I was born into occupation. I was born in Palestine. My father was a member the P.L.O. (Palestinian Liberation Organization) and my mother always supported him. I was very lucky to have such rebellious father and patient mother.
When I think back to my childhood I always count myself as blessed to have had an opportunity to stay in Germany with some other children in 1990, three years after the onset of the First Intifada. The Palestinian children who went to Germany grew up under Israeli Tyranny and some of them suffered much more than I, having lost their parents, not to mention having been injured during warfare, losing their site or their arms or legs in explosions. The trip to Germany was a great chance for us to open our eyes to the world around us and escape the Ghetto that is Gaza.
In Berlin, everything was different; the language, the food, the people, even the weather. I was always so amazed how people got to simply live their life normally. They walked and talked, sang and danced, came and went wherever they wanted freely. They enjoyed their time and for them it was normal. When I thought back to my life in Palestine, it was as though we lived in hell. Living under the dictatorship of curfews, blockades, and checkpoints, our schools being shut down, being treated like prisoners in our own home. We used to throw stones at Israeli soldiers or burn tires when I was a kid, as it was all we could do to show our occupiers that we would never just accept their oppression.
I was also astonished at the fact that the world knew almost nothing about the Israeli crimes against our people. Throughout my time in Germany I often shared stories of my life in Palestine and many were very touched and appalled by the savage nature of the occupation we endured. After we returned home, we all had so much to say to say about our experience in Berlin and will always remember the German people as peaceful and calm.
Years later, when I was 15 years old, I got married. It was very tough experience for me to suddenly find myself responsible for a family, especially when I had my first son at 16. I made a huge effort to adapt myself to this new situation and things went well. I am now the mother of four wonderful children and couldn’t be happier.
Despite being a young wife and mother, I never give up on my dream of obtaining an education. I eventually went back to school and later on to college. In terms of my studies, my choice wasn’t an easy one. I always dreamed of being a journalist, but I had a stronger urge to study law because of my natural tendency to search for justice. And here I am, soon to be a lawyer.
It wasn’t easy, but my strongest source of motivation for my long and arduous journey was that my father always wanted me to become a lawyer. Sadly, he died before he had a chance to see our dream become a reality. He also witnessed my eldest brother arrested by Israelis and sentenced for 7 years in prison. My brother and I have always shard the deepest bond, always unconditional and unlimited in his support. I came to depend on him all the time and hope he will be released soon and that everything will be all right.
Deep in my heart, I believe the happiest moments of my life have yet to come and I spend my days an extremely optimistic person. I also believe the hardest moments of my life still lay ahead of me and preparing for the great challenges of my existence is an ongoing task. This may seem to be a contradiction, but such is my life; such is the way things have always been for me.

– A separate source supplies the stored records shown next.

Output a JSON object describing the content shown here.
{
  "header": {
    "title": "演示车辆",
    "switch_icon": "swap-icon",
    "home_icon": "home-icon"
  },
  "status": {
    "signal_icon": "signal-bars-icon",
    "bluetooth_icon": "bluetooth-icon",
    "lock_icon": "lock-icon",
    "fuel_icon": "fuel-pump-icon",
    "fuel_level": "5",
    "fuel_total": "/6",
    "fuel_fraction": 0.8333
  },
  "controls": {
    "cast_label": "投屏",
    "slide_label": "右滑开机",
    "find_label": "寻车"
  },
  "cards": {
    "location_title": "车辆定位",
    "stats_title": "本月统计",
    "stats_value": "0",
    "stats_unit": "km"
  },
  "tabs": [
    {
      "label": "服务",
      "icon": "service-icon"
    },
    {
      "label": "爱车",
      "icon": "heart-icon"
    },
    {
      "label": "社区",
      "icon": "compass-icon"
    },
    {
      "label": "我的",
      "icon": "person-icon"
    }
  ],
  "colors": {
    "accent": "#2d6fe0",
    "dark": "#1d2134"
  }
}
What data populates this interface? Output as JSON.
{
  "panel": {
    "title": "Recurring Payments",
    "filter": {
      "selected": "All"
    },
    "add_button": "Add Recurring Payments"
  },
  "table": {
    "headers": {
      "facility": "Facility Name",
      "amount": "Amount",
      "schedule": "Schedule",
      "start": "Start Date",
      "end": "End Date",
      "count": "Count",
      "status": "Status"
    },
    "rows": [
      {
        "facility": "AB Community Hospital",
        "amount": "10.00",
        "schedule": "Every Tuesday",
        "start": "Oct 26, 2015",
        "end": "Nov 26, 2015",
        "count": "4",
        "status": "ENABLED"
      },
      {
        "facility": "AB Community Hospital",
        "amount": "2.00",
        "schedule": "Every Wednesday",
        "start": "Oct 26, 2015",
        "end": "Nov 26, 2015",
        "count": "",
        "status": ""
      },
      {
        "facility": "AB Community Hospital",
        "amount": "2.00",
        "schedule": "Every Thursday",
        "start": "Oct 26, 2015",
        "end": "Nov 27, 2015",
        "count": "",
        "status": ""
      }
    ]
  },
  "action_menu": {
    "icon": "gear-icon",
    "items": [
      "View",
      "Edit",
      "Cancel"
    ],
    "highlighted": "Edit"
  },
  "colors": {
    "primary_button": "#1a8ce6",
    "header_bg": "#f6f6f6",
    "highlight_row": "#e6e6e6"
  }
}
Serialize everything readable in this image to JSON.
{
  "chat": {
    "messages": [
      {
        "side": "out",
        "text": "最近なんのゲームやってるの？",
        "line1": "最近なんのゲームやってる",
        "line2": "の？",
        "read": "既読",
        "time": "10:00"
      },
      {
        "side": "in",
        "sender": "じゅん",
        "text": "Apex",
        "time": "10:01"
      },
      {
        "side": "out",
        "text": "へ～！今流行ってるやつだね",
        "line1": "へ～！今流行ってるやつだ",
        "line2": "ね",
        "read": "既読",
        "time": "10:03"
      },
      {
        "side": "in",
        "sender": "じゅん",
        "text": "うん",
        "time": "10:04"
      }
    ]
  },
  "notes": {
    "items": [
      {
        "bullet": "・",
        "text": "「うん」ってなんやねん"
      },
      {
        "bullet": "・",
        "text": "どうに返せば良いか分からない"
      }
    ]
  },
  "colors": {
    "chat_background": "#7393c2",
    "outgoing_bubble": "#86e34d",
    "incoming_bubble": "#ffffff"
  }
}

My country is my home, my country is my prison. I was born into occupation. I was born in Palestine.